The Bronx Museum of the Arts is looking for an experienced arts educator to co-lead a new curriculum-based program at a local public high school in the South Bronx. This 8 week program will focus on public art and the role of the museum in the community, with a particular focus on the history of Graffiti (relating to our upcoming exhibition, Henry Chalfant: Art vs. Transit). Sessions will take place at the high school and at the museum on Tuesdays and Thursday mornings from early October through December.

This is a contracted position for the Fall 2019 semester.

Responsibilities

• Collaborate with another educator and with Education staff on an 8-week curriculum for 12th grade art students with a culminating art project and an emphasis on demystifying the museum space.
• Co-lead 8 sessions (5 1-hour sessions at school, 3 2-hour sessions at museum)
• Attend paid meetings and exhibit walk-throughs
• Assist in documentation and program evaluation
 
Qualifications

• Experience working as an educator for youth; experience as museum educator preferred
• BA, BFA, or equivalent experience
• Deep knowledge of contemporary art and museums
• Self-identification as an artist, with a personal creative practice, preferred
• Excellent communication and collaboration skills
• Ability to multitask and problem solve
• Basic MS Office and Google Suite skills
• Spanish speaker strongly preferred
• Familiarity with the history and culture of the Bronx preferred
• Commitment to the values and mission of the Bronx Museum

Pay Rate
$150/session plus $20/hr for planning and meeting attendance

To Apply
Please email a cover letter and resume to nklugman@bronxmuseum.org.
 

Public Art for Public Schools Graduate Student Internship

Public Art for Public Schools, a unit of the NYC School Construction Authority, oversees the Department of Education’s collection of permanent artwork in the city’s schools.
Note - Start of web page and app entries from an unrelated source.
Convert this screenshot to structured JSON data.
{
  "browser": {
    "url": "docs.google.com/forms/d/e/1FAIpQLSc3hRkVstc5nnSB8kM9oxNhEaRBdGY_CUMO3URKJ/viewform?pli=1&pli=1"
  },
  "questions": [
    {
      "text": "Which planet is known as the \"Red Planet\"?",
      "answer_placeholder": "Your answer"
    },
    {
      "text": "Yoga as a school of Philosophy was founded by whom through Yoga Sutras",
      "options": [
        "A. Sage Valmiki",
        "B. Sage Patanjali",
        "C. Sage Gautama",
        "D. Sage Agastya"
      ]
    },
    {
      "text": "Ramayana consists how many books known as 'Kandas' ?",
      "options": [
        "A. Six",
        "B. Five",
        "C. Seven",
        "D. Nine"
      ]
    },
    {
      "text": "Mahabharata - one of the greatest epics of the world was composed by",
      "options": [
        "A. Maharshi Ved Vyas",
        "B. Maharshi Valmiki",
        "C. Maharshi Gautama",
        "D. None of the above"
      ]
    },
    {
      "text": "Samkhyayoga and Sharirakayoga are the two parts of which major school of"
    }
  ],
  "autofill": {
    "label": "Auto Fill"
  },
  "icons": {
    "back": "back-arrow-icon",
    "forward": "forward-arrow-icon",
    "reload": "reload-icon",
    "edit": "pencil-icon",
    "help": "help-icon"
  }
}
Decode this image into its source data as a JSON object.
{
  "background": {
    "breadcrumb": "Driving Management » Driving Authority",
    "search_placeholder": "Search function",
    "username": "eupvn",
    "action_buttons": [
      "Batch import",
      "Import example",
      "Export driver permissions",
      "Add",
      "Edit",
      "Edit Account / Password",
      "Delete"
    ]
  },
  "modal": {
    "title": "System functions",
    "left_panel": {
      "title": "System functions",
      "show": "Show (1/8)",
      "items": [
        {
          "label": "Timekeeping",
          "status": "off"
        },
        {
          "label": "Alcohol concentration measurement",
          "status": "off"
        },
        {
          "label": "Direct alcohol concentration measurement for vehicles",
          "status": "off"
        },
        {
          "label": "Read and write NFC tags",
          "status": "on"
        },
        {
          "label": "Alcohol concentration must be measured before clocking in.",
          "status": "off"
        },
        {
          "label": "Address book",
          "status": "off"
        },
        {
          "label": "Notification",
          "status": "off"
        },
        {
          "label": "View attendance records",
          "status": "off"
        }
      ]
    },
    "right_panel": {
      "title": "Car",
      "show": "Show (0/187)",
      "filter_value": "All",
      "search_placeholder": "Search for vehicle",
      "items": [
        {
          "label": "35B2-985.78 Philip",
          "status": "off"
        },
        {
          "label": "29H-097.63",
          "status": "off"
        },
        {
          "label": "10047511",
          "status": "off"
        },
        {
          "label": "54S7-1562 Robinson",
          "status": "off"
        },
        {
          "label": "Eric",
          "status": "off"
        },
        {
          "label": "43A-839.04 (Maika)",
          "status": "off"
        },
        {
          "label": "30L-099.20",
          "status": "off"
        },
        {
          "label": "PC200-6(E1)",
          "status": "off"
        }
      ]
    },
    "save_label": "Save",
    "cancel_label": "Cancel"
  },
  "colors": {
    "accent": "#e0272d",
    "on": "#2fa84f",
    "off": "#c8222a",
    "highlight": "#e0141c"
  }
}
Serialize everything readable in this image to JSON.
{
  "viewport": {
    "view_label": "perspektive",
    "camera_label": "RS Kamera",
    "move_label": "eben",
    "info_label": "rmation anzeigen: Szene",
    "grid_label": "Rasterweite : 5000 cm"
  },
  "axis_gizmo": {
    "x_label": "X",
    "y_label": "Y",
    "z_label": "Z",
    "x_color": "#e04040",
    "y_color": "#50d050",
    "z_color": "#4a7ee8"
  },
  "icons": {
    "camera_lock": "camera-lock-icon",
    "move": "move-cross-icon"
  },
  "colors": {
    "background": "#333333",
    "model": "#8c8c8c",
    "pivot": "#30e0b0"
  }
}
The intern will be involved in all aspects of Public Art for Public Schools programs. The intern will assist with collection research, database maintenance, artist research, general administrative tasks, office support, and inspection of artworks at schools. The ideal candidate should be highly organized, a self-starter, and have excellent research skills. The position is ideal for candidates interested in art history, public art, and/or conservation.

Send resume and cover letter to SCAINTERNSHIPS@nycsca.org
 
SUBMISSIONS:

To submit content for the newsletter, please send all announcements
formatted as JPEGS to this address:

hunterartdeptnewsletter@gmail.com

DEADLINE
Monday at 11AM

CONTENT
Submissions can include
*Department Sponsored Events
*Hunter Faculty & Staff Events or Announcements
*Internal or External Opportunities

DETAILS
*Please limit JPEG size to 800 pixels on the longest side
*Limit the text of your announcement to 100 words
(including words within the jpeg image).
*An external link to a press release can be included if necessary.
 

Copyright © 2018 Hunter College, All rights reserved.
Our mailing address is:  hunterartdept@gmail.com



unsubscribe from this list    update subscription preferences 

 






This email was sent to <<Email Address>>
why did I get this?    unsubscribe from this list    update subscription preferences
Hunter Art Department Events · 695 Park Avenue · New York, NY 10065 · USA

Email Marketing Powered by Mailchimp